Georgia vs. Vandy Recap
On Friday I posted a video of a vindictive James “Benjamin” Franklin promising the media, Vandy nation and seemingly the conference that Vanderbilt was going to “compete.” A lot of people bought into that notion, and on a superficial level I don’t know that I can blame them for doing so. Because, on the surface, Vanderbilt has done just that. They have competed.
The complete “Compete” rant was given following a five point loss to Georgia on October 15th of last year. Two weeks later the Commodores suffered a three-point loss to 10th ranked Arkansas; seems like Vandy competed. A week later Franklin’s squad gave Florida all they wanted and lost by five. The Commodores won the next conference game against Kentucky by 30 points. The next week they lost to Tennessee by six in overtime. The Commies even opened this season with a four-point loss in a competitive game to South Carolina.
The Georgia Bulldogs didn’t go against anything resembling “competition” on Saturday and the reasoning for that is two-fold:
1. Georgia played a complete game.
2. Vanderbilt is not good at football.
The first of those two reasons was more surprising to me than the second. Almost exactly one month ago I expressed the following sentiment regarding Vanderbilt’s “rise” and the Commodores 2011 season:
Little value can be derived from Vandy’s six wins in 2011. Elon plays little league, and Ole Miss, UConn, Army, Kentucky and Wake Forest combined to go 21-40. Only 11 of those 21 wins came against BCS Conference opponents.

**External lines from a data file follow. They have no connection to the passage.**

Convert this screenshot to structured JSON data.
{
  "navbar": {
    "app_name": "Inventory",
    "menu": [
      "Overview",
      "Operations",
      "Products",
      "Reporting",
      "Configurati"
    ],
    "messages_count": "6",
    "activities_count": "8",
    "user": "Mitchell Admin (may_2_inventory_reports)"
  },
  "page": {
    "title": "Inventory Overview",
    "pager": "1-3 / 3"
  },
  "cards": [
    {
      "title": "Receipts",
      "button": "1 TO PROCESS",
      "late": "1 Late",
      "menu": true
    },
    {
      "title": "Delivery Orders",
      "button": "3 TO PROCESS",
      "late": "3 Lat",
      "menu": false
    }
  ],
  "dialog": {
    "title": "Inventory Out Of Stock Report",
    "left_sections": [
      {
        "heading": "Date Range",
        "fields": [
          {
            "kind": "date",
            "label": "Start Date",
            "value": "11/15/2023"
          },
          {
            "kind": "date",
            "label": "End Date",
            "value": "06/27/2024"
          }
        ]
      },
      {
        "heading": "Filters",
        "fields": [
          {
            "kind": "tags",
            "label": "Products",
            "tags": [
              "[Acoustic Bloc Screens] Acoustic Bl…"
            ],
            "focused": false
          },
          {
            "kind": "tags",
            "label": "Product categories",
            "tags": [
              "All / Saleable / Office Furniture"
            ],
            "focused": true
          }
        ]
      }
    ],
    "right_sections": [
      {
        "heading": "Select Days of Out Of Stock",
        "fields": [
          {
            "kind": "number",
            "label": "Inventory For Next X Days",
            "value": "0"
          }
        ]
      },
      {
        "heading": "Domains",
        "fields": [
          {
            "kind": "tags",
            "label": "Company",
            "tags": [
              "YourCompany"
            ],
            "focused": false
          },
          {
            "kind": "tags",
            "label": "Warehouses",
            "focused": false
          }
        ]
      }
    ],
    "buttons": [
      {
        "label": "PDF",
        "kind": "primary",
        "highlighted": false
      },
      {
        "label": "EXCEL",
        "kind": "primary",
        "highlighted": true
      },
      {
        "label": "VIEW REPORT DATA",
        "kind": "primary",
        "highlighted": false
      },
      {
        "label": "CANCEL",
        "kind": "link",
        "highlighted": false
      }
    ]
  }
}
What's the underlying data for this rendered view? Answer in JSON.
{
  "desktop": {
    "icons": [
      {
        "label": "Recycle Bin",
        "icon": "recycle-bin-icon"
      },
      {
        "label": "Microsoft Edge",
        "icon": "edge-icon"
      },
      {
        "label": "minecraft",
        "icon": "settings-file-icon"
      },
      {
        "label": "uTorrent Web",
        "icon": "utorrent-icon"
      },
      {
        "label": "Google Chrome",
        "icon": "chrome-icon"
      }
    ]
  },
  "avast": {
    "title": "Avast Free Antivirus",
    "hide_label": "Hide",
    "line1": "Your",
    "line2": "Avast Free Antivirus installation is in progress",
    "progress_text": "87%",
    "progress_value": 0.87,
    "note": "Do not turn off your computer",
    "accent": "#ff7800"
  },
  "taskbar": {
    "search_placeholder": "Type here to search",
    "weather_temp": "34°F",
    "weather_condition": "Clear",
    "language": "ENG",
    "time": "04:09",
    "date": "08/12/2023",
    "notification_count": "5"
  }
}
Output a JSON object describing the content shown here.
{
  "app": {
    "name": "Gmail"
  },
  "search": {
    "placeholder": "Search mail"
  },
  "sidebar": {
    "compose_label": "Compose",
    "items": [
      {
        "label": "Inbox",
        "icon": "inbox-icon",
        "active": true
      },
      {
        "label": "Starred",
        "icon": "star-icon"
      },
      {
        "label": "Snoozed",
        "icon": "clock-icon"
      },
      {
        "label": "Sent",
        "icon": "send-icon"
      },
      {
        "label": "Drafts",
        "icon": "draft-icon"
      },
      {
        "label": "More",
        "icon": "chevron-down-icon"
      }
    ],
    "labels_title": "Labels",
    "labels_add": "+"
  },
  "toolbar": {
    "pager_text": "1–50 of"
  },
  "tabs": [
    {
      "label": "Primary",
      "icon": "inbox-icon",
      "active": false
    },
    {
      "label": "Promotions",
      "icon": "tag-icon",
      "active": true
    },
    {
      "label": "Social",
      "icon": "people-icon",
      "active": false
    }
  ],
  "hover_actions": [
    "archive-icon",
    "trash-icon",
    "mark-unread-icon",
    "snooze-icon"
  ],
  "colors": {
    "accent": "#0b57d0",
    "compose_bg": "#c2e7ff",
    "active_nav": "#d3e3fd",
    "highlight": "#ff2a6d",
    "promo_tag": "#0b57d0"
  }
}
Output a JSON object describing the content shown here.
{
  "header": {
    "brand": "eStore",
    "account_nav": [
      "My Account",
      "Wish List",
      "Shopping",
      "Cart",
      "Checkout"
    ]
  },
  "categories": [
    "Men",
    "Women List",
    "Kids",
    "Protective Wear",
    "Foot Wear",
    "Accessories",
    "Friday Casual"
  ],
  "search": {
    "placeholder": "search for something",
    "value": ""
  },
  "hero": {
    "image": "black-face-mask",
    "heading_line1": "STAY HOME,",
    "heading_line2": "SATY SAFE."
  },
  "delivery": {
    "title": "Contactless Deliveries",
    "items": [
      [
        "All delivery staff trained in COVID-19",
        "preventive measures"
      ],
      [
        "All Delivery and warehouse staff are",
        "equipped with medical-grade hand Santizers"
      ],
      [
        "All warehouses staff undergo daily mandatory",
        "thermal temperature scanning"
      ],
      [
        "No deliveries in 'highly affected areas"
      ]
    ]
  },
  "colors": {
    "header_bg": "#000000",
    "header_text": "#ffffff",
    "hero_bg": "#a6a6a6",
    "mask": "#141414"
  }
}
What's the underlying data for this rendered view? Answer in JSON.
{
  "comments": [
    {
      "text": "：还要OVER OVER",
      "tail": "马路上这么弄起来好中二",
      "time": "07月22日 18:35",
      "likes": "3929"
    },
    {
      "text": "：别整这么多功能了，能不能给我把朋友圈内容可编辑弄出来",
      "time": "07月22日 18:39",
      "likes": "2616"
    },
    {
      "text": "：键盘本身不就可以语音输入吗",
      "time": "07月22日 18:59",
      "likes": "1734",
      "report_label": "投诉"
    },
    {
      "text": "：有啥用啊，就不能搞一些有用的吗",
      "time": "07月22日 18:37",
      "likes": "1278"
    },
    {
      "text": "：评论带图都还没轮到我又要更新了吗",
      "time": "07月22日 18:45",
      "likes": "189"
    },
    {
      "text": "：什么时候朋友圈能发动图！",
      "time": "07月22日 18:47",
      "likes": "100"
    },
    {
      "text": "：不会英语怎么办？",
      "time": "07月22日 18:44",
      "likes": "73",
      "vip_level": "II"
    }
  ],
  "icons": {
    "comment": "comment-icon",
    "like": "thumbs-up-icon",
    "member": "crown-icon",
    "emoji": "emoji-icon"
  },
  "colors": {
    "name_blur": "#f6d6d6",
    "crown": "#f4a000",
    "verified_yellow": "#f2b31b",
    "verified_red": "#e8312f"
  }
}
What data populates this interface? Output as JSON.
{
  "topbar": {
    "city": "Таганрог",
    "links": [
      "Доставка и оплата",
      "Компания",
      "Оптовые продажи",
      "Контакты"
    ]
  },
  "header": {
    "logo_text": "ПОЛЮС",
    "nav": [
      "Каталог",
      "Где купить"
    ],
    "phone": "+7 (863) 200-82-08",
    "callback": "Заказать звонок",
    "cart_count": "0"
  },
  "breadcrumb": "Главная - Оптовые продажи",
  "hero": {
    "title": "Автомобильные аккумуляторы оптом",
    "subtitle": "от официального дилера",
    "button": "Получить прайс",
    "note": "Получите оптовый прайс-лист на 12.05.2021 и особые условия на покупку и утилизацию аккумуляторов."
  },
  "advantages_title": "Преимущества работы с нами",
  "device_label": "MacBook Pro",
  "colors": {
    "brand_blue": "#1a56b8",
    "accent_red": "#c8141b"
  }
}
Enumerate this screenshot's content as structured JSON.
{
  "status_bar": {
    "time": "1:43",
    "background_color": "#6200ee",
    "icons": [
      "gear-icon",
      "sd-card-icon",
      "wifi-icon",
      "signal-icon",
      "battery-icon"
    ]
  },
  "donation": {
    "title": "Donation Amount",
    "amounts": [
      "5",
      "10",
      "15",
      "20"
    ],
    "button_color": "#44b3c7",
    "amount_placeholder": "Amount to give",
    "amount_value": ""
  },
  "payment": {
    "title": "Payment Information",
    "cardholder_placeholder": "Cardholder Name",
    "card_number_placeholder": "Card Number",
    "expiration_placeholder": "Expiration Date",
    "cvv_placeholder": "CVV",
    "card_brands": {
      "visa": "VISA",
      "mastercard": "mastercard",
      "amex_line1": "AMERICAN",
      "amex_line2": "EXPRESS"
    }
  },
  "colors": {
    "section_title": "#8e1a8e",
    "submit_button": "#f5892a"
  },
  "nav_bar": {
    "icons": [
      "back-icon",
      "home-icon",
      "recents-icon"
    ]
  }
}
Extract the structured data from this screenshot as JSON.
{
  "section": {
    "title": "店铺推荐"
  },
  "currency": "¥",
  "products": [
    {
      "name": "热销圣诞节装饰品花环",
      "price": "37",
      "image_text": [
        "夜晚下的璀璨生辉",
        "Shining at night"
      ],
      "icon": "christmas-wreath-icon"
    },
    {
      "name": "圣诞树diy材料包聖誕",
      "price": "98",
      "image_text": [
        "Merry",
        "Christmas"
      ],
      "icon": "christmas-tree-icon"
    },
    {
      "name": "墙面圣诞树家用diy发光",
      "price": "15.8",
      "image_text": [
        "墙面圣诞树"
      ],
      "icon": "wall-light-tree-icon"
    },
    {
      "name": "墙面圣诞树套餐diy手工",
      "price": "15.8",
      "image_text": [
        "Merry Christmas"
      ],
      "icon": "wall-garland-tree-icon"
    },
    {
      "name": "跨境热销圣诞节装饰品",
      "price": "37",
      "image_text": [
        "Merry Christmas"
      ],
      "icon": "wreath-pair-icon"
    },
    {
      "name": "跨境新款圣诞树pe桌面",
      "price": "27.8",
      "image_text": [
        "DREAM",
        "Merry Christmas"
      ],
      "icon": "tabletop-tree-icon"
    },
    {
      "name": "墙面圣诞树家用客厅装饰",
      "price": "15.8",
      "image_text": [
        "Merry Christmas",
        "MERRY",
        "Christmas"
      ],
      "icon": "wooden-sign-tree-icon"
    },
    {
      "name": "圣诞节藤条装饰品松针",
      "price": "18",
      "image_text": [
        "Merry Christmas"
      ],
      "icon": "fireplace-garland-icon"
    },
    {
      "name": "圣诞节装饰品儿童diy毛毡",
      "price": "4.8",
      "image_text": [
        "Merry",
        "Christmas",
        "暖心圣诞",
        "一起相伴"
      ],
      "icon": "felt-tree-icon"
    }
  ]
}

Vanderbilt’s momentum – if wan can call it that – seems to stem from “close” games in 2011. The Commodores played Georgia close (33-28), hung around Arkansas (31-28), pushed Florida (26-21), took Tennessee to overtime (27-21) and lost by one score in their Bowl (a 31-24 loss to Cincinnati). Can Vanderbilt actually win those games this season? I don’t think so. Vanderbilt caught Georgia sleeping, played very “down” Florida and Tennessee programs and caught Arkansas looking ahead to an upcoming game against South Carolina.
Now, to be clear: I’m not making excuses for Georgia’s performance (or anyone else’s for that matter) against Vanderbilt in 2011. Vandy was ready, Georgia was not and the Commodore nearly capitalized. The problem for Vandy moving into 2012 is the fact that they did scare so many teams. Georgia, Florida and Tennessee won’t be caught sleeping again and other teams on the Vanderbilt schedule have undoubtedly taken notice.
I stand by that notion 100%. Vanderbilt’s 2011 campaign was more a culmination of lack of respect and preparation for Vandy than it was actual improvement. Furthermore, Vanderbilt’s close game with South Carolina to open the season was more a reflection of the Gamecocks’ continued struggles against middling programs and lack of offensive answers than it was of a truly talented Vanderbilt team. Because, the truth of the matter is that no truly talented Vanderbilt team exists. And, I don’t think that Franklin will ever build one. I’m not sure that anyone will ever build one.
James “Benjamin” Franklin ticked a lot of folks off last year and in doing so mirrored the “Sheldon Richardson Effect.” When Missouri’s Richardson ran his mouth about “Old Man Football” it put a tangible meaning onto a game that had no back-story, no bad blood and no real value in and of itself. Georgia’s close call with Vandy last year might have served as a wake-up call for the Bulldogs, but the Franklin/Grantham scuffle added to it. And what did the Commodores get? Arguably the most complete game the Georgia Bulldogs have played in the last five years.
Aaron Murray hit on his first 12 passes. Marlon Brown went over 100 yards. Nine Bulldogs caught passes. Todd Gurley ran for over 100 yards again. Keith Marshal had a 52 yard TD run. Georgia racked up 567 yards of offense and had 27 first downs to Vanderbilt’s 15. Six Vanderbilt drives produced fewer than 10 yards. None of them resulted in TDs.
If the Bulldogs (who get All-American candidates Bacarri Rambo and Alec Ogletree back this week) can continue to play with such focus then reaching the Dome for a second consecutive year might not be a problem. Vanderbilt, meanwhile, must figure out a way to start surprising folks again. The Commodores don’t stand much a chance against teams that prepare.
I said on Friday that I thought if both teams played their “A” games then Georgia would win by 21+. I can’t say that Vandy played their “A” game, but did they really play an “F” game? If so, what is their grading scale? Is the gap between their “A” and their “F” 24 points? At what grade do they score touchdowns? I have so many questions for the nerds of the SEC.
That’s all I got/